[Data records for software interfaces]
• • • • • • •
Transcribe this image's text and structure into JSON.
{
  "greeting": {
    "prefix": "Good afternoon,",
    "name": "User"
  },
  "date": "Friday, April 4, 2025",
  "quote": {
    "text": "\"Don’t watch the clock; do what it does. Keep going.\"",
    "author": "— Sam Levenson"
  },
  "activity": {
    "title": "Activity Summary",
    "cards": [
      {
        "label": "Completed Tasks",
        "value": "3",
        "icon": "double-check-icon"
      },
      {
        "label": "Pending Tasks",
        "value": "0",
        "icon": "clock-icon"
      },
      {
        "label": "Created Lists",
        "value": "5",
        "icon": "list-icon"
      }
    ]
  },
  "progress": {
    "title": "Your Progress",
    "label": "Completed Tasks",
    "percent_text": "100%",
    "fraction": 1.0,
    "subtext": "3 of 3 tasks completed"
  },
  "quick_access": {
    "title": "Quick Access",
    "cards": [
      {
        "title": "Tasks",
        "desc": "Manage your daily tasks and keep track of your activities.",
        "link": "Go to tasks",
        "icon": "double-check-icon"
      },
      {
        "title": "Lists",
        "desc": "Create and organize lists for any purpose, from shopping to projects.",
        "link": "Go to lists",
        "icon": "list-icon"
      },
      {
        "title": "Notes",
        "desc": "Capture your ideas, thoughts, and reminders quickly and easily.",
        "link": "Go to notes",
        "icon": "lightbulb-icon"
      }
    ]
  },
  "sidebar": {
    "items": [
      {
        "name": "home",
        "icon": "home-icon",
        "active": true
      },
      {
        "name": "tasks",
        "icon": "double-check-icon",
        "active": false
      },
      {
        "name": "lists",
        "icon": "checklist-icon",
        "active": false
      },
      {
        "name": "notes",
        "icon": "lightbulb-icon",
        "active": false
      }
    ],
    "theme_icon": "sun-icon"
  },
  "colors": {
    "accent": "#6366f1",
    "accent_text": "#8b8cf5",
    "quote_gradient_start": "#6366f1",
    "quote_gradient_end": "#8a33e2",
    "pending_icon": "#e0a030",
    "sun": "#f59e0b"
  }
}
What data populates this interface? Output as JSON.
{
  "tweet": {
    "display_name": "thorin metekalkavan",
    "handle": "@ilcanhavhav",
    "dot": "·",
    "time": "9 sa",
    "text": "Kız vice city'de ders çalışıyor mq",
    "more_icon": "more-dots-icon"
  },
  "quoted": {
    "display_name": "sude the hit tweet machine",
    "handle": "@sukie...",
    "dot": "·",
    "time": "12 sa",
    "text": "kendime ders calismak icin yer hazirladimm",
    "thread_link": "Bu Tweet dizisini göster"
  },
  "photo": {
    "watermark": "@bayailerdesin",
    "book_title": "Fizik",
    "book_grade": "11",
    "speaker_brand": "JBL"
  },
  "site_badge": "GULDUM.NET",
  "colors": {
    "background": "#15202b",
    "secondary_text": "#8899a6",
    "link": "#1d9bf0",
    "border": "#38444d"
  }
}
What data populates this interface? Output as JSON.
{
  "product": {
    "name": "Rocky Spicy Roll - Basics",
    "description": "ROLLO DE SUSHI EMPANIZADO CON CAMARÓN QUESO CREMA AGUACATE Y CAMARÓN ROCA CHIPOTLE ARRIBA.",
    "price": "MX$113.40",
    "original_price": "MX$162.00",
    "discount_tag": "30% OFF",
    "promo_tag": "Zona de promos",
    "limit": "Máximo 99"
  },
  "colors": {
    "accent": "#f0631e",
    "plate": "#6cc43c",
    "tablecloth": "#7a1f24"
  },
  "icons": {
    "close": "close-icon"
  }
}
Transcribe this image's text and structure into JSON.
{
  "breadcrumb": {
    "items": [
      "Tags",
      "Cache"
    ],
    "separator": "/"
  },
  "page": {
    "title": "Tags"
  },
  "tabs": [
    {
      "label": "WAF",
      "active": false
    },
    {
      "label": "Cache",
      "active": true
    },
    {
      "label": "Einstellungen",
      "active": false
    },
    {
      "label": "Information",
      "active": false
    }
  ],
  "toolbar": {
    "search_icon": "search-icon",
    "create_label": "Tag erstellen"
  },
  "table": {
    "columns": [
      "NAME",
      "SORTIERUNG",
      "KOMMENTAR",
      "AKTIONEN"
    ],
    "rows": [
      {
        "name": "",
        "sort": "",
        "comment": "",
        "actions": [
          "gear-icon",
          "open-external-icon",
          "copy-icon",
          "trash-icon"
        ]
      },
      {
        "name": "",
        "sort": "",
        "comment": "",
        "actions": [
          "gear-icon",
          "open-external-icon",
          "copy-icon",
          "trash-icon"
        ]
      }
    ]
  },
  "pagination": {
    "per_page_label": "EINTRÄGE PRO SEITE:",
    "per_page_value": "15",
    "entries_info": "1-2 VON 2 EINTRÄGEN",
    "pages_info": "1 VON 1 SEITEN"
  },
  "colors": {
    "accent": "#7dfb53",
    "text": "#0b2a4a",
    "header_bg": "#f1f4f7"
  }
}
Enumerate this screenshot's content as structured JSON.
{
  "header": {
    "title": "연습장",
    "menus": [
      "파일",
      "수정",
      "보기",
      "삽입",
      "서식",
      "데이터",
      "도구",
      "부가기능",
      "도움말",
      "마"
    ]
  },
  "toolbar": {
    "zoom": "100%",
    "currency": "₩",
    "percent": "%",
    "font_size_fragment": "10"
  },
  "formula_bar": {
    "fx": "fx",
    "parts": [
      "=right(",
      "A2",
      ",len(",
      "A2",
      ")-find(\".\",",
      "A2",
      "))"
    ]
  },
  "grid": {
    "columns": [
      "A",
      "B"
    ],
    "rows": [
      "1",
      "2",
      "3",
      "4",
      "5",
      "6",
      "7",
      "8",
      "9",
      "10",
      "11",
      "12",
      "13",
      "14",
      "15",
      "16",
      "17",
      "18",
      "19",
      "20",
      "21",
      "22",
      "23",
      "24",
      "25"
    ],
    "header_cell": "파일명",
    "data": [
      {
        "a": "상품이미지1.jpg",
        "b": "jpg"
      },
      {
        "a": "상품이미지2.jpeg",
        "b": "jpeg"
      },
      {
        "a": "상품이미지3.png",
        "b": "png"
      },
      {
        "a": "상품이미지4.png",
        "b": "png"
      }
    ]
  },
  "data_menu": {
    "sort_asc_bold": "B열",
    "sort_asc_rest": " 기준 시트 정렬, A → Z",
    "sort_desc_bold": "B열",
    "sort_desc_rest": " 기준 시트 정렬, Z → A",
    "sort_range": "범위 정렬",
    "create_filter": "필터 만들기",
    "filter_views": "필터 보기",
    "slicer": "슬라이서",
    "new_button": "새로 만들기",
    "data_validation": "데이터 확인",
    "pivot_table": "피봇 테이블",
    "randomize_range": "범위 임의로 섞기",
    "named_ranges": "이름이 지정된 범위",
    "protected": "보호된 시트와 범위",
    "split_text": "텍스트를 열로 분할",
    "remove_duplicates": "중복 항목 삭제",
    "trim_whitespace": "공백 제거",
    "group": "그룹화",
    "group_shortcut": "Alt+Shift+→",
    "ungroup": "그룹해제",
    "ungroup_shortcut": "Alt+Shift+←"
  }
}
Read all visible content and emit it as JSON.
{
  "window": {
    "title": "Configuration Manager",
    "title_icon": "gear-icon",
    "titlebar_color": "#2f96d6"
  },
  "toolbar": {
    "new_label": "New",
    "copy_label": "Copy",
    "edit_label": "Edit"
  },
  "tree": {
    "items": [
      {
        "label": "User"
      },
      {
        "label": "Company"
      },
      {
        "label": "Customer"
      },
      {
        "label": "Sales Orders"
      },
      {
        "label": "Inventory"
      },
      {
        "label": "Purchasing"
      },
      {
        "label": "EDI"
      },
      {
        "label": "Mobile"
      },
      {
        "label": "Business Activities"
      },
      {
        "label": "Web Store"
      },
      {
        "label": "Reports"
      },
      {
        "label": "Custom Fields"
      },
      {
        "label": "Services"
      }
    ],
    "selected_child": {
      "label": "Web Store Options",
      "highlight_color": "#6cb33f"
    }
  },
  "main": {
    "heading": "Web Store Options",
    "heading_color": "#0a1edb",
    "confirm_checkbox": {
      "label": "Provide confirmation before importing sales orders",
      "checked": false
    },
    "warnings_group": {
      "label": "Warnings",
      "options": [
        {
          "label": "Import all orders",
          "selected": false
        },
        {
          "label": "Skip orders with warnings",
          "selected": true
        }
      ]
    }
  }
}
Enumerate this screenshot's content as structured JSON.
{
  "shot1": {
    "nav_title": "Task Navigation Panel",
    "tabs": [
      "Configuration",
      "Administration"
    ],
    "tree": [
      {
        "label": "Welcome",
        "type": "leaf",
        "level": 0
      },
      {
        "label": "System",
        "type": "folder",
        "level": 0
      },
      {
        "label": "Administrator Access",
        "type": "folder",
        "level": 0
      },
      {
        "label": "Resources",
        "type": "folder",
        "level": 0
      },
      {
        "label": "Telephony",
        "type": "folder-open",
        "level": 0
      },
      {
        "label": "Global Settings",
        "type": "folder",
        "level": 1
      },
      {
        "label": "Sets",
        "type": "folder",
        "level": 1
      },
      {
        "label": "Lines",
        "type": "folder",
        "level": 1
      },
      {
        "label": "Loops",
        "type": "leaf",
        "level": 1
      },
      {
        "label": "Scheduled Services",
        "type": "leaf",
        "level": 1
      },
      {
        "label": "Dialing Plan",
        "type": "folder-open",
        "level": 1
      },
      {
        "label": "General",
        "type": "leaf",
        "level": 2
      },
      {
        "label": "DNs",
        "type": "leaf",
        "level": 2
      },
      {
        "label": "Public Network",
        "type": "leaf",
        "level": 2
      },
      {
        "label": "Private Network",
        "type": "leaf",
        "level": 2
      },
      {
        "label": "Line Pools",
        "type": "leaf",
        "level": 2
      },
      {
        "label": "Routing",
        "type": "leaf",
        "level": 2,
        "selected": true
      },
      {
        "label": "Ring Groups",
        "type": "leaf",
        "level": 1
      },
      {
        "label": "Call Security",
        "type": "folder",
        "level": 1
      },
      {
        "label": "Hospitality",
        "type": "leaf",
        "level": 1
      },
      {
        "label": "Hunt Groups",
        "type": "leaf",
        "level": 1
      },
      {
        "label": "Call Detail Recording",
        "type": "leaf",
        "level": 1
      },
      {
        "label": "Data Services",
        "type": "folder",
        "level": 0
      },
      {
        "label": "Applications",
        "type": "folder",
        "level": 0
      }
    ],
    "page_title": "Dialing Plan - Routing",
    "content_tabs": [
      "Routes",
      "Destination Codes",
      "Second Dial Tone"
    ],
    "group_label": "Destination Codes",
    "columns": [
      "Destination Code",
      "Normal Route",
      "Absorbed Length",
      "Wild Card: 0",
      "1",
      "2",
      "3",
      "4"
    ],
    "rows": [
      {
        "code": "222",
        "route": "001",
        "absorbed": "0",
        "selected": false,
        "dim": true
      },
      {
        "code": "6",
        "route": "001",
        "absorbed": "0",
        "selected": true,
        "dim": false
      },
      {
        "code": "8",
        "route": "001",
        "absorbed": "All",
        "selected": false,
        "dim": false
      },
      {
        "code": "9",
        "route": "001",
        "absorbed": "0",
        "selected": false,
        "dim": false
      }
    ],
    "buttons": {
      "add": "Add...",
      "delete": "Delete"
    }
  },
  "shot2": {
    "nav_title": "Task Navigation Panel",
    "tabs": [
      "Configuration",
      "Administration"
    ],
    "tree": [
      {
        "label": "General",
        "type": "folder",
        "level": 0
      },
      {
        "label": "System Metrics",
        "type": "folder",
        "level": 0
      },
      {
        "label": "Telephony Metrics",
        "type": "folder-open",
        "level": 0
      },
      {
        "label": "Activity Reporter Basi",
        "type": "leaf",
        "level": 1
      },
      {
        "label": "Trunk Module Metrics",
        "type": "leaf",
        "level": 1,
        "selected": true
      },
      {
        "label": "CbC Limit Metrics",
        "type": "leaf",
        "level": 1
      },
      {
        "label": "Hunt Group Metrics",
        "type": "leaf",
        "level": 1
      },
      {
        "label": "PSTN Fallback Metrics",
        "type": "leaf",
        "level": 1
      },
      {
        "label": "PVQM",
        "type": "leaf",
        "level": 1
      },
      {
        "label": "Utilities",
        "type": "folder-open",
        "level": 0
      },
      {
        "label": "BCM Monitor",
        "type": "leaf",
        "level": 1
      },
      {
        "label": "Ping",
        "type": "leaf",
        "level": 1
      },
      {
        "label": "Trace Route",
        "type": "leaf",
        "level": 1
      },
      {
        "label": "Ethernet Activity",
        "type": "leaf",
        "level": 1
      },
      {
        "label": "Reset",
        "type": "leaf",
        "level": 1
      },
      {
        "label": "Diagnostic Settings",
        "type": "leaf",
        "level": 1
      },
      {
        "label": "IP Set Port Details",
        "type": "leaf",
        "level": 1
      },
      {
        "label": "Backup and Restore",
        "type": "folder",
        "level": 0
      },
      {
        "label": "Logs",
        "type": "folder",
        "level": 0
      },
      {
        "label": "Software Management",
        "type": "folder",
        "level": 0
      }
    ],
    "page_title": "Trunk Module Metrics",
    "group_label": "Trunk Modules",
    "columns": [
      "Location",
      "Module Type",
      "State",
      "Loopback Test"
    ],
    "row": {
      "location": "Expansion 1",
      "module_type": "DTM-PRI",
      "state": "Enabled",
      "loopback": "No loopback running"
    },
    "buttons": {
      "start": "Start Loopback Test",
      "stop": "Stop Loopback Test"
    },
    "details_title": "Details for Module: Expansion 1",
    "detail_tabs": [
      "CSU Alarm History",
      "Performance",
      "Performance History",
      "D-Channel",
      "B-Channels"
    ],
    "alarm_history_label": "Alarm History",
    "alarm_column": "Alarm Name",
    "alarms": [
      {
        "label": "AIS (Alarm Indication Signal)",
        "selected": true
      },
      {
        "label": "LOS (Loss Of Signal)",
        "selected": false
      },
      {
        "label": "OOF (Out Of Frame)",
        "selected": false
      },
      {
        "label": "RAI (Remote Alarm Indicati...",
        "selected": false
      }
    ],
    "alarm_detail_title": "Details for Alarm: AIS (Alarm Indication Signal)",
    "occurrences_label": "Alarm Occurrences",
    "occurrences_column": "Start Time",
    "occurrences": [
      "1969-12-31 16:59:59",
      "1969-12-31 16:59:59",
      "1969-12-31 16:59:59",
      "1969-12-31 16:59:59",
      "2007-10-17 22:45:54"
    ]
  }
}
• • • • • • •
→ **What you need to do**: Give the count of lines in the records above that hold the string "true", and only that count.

→ **Output for this task**: 8